The second thing you should do is talk to a competent contractor or carpenter to see if there is some other underlying problem with the unit upstairs. It seems strange that you would get “crashing” sounds when the people upstairs are walking. Your neighbor may have done more than replace the carpeting when he remodeled the apartment. It’s possible that he had other work done to the floors or moved walls and did not have the work done properly or changes to the unit caused structural problems between the units.
Once you’ve done your homework, you’ll be better able to decide what you want to do. If the cause of the noise is poor quality padding underneath the carpeting, you may be able to convince the neighbor to fix the problem he caused by failing to put in adequate padding for the carpeting.
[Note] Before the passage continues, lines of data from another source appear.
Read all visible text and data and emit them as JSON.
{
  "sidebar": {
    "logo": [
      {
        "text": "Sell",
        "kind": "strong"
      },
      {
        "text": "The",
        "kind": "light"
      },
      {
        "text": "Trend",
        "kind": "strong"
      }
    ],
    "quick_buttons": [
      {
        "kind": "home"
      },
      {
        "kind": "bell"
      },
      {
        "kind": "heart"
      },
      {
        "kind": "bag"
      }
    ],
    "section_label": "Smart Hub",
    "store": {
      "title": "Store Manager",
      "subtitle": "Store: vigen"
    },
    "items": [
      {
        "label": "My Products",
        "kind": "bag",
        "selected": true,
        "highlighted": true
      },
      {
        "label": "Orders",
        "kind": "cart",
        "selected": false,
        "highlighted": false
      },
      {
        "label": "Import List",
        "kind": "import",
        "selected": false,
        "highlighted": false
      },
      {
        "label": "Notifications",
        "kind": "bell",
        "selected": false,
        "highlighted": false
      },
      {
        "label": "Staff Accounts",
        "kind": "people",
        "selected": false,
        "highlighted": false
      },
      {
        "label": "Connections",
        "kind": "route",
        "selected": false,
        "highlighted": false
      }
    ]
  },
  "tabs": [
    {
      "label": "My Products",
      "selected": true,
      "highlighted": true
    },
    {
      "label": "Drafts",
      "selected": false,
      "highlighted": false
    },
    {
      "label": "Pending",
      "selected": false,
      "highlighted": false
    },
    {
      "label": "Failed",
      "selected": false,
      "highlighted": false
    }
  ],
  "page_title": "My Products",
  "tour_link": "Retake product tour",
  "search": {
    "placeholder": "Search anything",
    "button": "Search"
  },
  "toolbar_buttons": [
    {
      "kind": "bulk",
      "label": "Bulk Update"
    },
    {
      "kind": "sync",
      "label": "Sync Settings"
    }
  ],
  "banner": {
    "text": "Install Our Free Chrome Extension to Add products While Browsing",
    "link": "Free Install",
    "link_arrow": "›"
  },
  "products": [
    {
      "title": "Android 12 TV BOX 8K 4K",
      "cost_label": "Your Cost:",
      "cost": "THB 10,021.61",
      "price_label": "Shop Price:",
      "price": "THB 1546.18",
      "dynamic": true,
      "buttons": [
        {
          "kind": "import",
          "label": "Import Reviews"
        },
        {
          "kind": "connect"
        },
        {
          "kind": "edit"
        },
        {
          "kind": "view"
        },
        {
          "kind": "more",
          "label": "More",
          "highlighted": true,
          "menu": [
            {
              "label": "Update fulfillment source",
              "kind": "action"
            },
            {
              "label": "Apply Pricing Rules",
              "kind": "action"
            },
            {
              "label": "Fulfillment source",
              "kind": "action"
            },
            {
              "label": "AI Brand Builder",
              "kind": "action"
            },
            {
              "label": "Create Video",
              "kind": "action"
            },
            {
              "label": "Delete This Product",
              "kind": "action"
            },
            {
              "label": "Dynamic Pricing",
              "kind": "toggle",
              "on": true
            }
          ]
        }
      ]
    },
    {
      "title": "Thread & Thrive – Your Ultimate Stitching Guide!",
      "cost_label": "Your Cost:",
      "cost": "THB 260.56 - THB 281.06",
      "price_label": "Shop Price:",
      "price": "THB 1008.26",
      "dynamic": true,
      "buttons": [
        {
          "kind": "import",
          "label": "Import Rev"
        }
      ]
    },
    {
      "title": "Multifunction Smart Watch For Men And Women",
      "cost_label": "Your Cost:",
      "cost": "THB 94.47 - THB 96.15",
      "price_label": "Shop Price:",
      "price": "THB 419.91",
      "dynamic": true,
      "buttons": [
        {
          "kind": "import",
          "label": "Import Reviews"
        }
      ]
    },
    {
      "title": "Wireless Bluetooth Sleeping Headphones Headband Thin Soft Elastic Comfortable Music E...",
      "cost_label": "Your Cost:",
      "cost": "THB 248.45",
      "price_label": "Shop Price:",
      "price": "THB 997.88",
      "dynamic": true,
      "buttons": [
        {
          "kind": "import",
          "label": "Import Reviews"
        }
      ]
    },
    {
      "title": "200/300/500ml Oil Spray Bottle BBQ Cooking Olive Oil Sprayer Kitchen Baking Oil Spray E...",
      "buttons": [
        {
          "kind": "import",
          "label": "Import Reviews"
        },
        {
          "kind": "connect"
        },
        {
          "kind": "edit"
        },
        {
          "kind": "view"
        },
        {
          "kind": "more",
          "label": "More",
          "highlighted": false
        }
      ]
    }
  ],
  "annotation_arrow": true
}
Some condominium associations have rules and regulations relating to the type, quality and installation procedures for flooring and carpeting. If your association has these rules, you will want to make sure that the neighbor has abided by these rules or have the association enforce its own rules.
If there has been poor workmanship or work performed on the neighbors unit without proper city permits or condominium authorization, you might be able to force the seller to fix these issues by going to the city and reporting the violations. You may also have the condominium board cite the homeowner if he has failed to conform to the condominium documents.
Unfortunately, if the cause of the noise is merely that the new family upstairs is more active, you might be out of luck.
Some associations have rules relating to noisy activities. If there are violations of noise rules, and the neighbors are unreasonably loud, those rules can be enforced by the association.
But your problem seems to come about from normal activities in the unit. As such, its unlikely that you would be able to force the tenants or the owner to do anything if they have done everything right and the noise issue is only as a result of new tenants making use of an apartment in a usual and customary manner, although that might be different than your prior quiet neighbors.
A final thought: If changing the padding upstairs proves too expensive or unworkable for another reason, you might want to talk to a soundproofing specialist. This type of contract can assist you in adding insulating materials between the units. The contractor might recommend adding drywall, insulating or closing up canned lighting fixtures, and insulating or rerouting heating ducts.
These fixes can be expensive, but you may have to take action to preserve the value of your unit and be able to live at peace in your home.
If all these fail, your only other option would be to sell your unit.
Samuel J. Tamkin is a Chicago-based real estate attorney. Ilyce R. Glink’s latest book is The REAL U Guide to Bank Accounts and Credit Cards. This column is distributed by Real Estate Matters Syndicate. This column may not be resold, reprinted, resyndicated or redistributed without written permission from the publisher. If you have questions for Sam and Ilyce, write:Real Estate Matters Syndicate, PO Box 366, Glencoe, IL 60022 or contact them through Ilyce’s website www.thinkglink.com.